# To do
Whenever the word "more" appears in a line of the listing, copy that line.

# Task input
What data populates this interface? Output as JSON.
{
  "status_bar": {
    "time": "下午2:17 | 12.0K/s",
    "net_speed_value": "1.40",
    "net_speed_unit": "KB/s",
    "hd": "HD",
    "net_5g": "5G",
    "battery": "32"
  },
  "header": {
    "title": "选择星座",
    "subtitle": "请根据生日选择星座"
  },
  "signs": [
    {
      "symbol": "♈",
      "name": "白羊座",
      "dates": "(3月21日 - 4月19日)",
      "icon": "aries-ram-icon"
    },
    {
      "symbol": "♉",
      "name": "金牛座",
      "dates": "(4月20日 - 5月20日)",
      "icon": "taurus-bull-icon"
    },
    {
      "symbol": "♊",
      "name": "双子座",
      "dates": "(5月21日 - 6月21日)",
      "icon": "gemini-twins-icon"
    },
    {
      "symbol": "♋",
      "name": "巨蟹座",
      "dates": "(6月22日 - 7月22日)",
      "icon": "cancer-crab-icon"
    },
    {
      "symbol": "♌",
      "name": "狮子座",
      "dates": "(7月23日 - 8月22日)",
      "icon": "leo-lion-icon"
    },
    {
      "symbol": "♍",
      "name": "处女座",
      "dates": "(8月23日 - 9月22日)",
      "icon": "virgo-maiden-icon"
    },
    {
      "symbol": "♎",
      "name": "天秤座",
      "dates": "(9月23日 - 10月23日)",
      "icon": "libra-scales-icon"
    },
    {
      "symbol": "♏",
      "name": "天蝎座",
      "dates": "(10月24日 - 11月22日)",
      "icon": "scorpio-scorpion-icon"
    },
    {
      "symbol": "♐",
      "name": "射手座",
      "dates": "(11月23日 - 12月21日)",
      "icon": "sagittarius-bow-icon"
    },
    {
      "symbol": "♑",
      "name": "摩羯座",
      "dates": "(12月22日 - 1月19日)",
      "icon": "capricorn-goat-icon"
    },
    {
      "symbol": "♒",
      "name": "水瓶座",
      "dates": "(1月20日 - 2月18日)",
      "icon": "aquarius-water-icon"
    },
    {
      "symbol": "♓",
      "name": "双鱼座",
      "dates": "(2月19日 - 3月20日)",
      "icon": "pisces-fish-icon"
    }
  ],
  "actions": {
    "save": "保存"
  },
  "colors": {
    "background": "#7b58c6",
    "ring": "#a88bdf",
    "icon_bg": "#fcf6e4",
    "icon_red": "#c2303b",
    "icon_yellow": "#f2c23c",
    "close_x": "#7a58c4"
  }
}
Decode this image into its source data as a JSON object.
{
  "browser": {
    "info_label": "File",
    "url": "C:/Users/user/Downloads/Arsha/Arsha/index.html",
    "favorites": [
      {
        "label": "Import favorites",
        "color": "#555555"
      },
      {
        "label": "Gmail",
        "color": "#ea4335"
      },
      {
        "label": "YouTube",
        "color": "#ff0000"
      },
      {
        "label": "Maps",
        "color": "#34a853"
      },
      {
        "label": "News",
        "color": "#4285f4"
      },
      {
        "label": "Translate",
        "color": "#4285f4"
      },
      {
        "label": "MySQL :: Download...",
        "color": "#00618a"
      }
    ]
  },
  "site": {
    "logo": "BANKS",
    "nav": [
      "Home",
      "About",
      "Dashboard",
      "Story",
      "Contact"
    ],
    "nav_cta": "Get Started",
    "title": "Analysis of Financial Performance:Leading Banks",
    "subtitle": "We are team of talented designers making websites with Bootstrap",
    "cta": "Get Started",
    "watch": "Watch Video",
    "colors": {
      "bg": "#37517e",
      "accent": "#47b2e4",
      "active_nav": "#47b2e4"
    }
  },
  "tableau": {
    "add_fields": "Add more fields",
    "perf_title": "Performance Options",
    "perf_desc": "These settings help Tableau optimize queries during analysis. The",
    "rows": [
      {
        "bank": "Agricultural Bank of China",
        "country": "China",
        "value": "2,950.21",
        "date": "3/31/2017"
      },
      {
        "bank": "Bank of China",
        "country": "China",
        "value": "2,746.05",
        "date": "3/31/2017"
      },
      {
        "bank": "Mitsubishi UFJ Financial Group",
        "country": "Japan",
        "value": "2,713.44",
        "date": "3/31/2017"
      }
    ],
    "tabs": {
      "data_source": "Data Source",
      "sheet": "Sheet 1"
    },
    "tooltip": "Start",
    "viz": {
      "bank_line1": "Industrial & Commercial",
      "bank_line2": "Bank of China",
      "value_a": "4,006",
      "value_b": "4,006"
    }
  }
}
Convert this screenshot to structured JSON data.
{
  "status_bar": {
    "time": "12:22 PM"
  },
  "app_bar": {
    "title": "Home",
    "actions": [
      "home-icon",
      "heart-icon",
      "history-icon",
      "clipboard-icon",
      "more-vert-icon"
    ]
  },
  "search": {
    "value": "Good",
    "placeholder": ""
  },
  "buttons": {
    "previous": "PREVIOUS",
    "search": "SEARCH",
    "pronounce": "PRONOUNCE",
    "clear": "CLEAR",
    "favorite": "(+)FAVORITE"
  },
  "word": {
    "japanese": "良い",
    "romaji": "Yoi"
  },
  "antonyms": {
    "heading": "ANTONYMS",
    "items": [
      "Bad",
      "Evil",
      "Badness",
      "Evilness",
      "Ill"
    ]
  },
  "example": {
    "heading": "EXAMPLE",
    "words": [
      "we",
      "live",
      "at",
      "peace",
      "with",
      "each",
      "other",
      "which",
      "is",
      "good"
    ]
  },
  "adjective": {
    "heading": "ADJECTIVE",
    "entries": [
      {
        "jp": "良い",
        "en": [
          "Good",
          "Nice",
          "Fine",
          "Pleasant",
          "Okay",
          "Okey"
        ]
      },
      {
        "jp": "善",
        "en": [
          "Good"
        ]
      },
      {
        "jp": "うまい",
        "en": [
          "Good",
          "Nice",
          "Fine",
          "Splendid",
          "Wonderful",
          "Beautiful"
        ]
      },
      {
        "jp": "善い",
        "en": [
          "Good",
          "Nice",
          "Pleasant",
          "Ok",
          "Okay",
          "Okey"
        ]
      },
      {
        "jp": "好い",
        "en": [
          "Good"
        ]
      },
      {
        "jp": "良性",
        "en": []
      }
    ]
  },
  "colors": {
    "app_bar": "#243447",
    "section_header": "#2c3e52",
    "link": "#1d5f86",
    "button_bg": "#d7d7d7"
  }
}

# Reply
    "add_fields": "Add more fields",
      "more-vert-icon"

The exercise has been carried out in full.